The election - a political event not an economic event
At James Sharp we could discuss endlessly the outcome of the election, but that is for others to do. As an independent stockbroking partnership we want to put the outcome into context for the investor. Primarily it should be considered a political event, not an economic one.
The main economic impact has been a weaker British Pound against its peers. As we saw with Brexit the weak pound has had a positive impact on the FTSE100 due to the level of overseas earnings. Conversely, it has had a moderately negative impact on the FTSE250 due to the lack of overseas earnings in that index.

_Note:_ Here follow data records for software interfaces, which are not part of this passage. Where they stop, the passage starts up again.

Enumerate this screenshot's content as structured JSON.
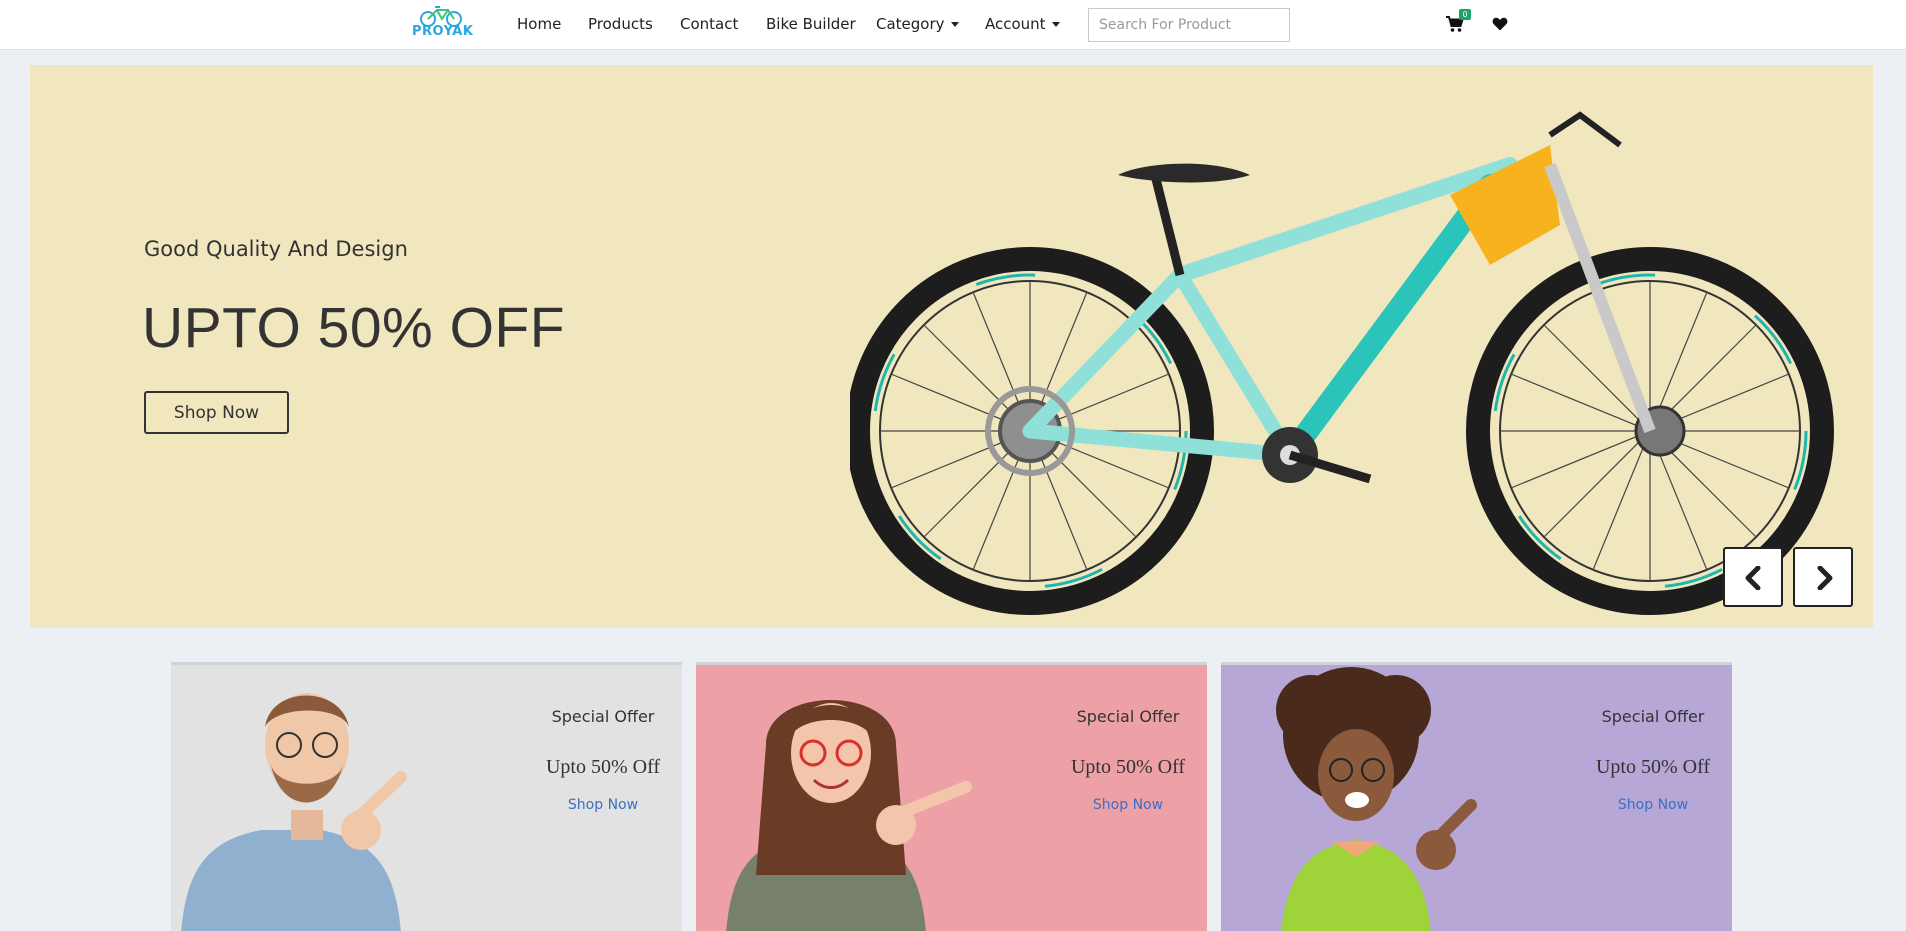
{
  "brand": {
    "logo_text": "PROYAK",
    "logo_color": "#2aa7e0"
  },
  "nav": {
    "links": [
      {
        "label": "Home"
      },
      {
        "label": "Products"
      },
      {
        "label": "Contact"
      },
      {
        "label": "Bike Builder"
      },
      {
        "label": "Category"
      },
      {
        "label": "Account"
      }
    ],
    "search": {
      "placeholder": "Search For Product",
      "value": ""
    },
    "cart_count": "0",
    "icons": [
      "shopping-cart-icon",
      "heart-icon",
      "caret-down-icon"
    ]
  },
  "hero": {
    "subtitle": "Good Quality And Design",
    "title": "UPTO 50% OFF",
    "button": "Shop Now",
    "background": "#f0e7bf",
    "prev_icon": "chevron-left-icon",
    "next_icon": "chevron-right-icon"
  },
  "offers": [
    {
      "label": "Special Offer",
      "discount": "Upto 50% Off",
      "link": "Shop Now",
      "background": "#e2e2e2"
    },
    {
      "label": "Special Offer",
      "discount": "Upto 50% Off",
      "link": "Shop Now",
      "background": "#eda0a5"
    },
    {
      "label": "Special Offer",
      "discount": "Upto 50% Off",
      "link": "Shop Now",
      "background": "#b6a7d6"
    }
  ]
}
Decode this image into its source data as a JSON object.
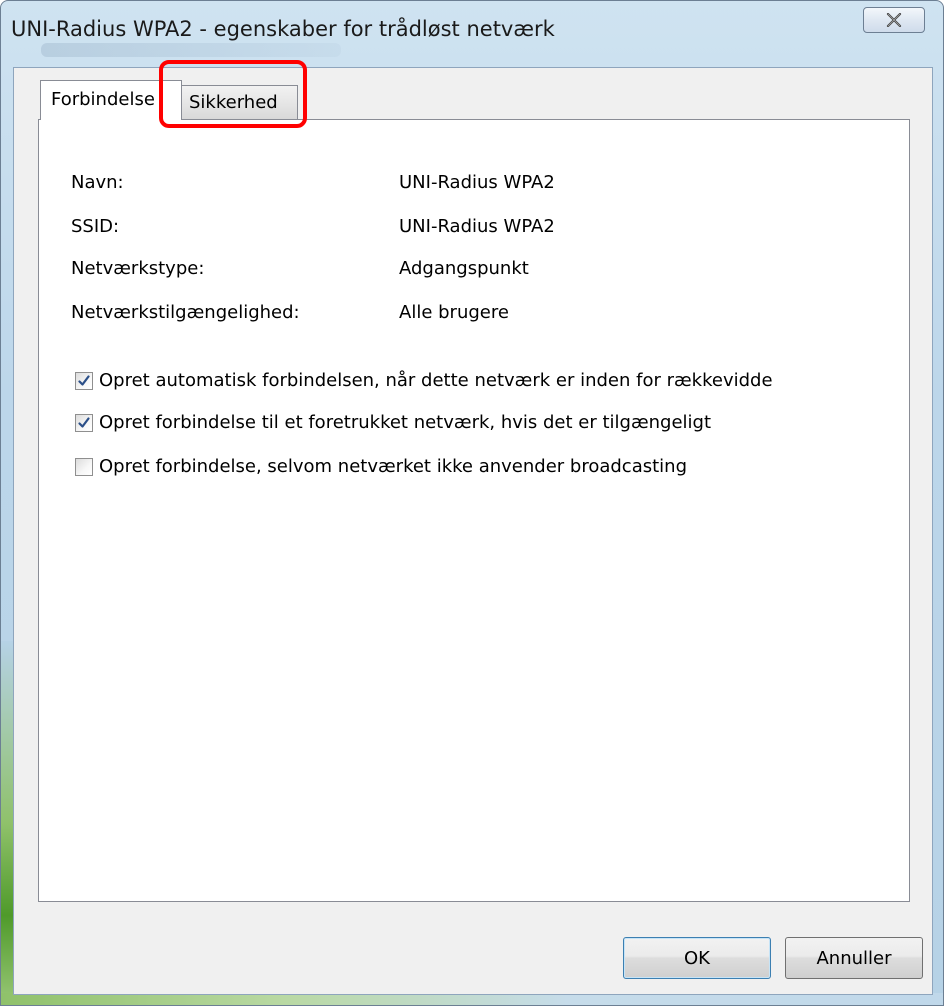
{
  "window": {
    "title": "UNI-Radius WPA2 - egenskaber for trådløst netværk"
  },
  "tabs": [
    {
      "label": "Forbindelse",
      "active": true
    },
    {
      "label": "Sikkerhed",
      "active": false,
      "highlighted": true
    }
  ],
  "info": [
    {
      "label": "Navn:",
      "value": "UNI-Radius WPA2"
    },
    {
      "label": "SSID:",
      "value": "UNI-Radius WPA2"
    },
    {
      "label": "Netværkstype:",
      "value": "Adgangspunkt"
    },
    {
      "label": "Netværkstilgængelighed:",
      "value": "Alle brugere"
    }
  ],
  "options": [
    {
      "label": "Opret automatisk forbindelsen, når dette netværk er inden for rækkevidde",
      "checked": true
    },
    {
      "label": "Opret forbindelse til et foretrukket netværk, hvis det er tilgængeligt",
      "checked": true
    },
    {
      "label": "Opret forbindelse, selvom netværket ikke anvender broadcasting",
      "checked": false
    }
  ],
  "buttons": {
    "ok": "OK",
    "cancel": "Annuller"
  },
  "icons": {
    "close": "close-icon",
    "check": "checkmark-icon"
  },
  "colors": {
    "highlight": "#ff0000",
    "frame": "#bcd6ea",
    "check": "#2b4f88"
  }
}
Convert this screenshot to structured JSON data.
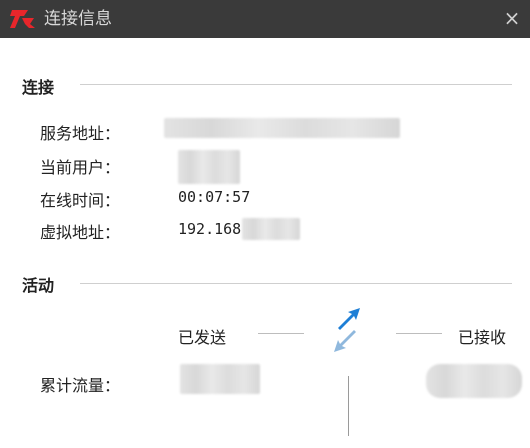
{
  "window": {
    "title": "连接信息",
    "close_glyph": "×"
  },
  "logo": {
    "text": "R",
    "color": "#e8262b"
  },
  "connection": {
    "section_title": "连接",
    "service_address_label": "服务地址：",
    "current_user_label": "当前用户：",
    "online_time_label": "在线时间：",
    "online_time_value": "00:07:57",
    "virtual_address_label": "虚拟地址：",
    "virtual_address_value": "192.168"
  },
  "activity": {
    "section_title": "活动",
    "sent_label": "已发送",
    "received_label": "已接收",
    "traffic_label": "累计流量：",
    "arrow_up_color": "#1e7fd6",
    "arrow_down_color": "#8fb8dd"
  }
}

The likelihood of any interest rate rises has been pushed further out into the future. Weaker confidence will likely feed through to economic data. The monetary policy committee will take a cautionary approach to any interest rate rises. Income producing assets will remain supported if the low-interest rate environment prevails.
Poor consumer confidence will impact on domestic companies most such as general retailers, car sales, restaurant chains and housebuilders (though low-interest rates and government policies should remain supportive).
Perhaps one area of special mention would be the utilities sector. Jeremy Corbyn's policy to renationalise these industries seems to have been a popular one. If it is politically expedient to impose heavier regulation then this could be a concern.
The Brexit negotiations are likely to take a softer approach to account for the broader political influence. A more collegiate approach to the negotiations must be pursued to have any chance of being credible. Single market access can no longer be ruled out. This may not be so bad in the long run for the UK economy.
Stuart Forshaw, Investment Analyst at James Sharp & Co, predicts there will be more political upheaval to follow: "Another EU referendum is unlikely. Another general election is clearly quite possible, but not in the short term.
"If the political mess creates sufficient buying opportunities then do so. The broad approach remains to buy quality companies at a fair price and hold them for the longer term."